*Work order*: Give the number of lines in the listing that contain the word "DataBaseTools", and nothing besides.
****************
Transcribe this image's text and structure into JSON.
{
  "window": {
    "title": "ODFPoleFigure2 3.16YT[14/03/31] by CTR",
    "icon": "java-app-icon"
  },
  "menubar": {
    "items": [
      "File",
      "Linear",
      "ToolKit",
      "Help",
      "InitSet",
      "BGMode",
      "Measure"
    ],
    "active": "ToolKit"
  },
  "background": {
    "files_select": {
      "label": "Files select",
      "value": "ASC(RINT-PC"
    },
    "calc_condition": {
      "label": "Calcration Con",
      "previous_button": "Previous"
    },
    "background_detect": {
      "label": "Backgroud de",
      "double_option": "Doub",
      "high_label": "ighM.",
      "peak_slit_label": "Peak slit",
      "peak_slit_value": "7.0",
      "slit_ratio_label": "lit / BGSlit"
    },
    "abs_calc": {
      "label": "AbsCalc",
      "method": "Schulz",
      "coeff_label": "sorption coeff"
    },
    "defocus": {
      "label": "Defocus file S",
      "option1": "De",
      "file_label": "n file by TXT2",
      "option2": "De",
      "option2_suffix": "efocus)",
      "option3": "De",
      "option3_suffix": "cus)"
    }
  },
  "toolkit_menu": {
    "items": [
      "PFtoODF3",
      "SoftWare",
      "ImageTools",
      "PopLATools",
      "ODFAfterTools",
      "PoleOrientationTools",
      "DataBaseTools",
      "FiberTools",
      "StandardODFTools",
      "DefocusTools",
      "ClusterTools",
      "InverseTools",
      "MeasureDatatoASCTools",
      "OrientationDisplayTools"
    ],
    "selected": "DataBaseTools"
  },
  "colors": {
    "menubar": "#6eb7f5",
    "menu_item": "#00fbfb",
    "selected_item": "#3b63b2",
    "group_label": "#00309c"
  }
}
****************
*Completed task*: 2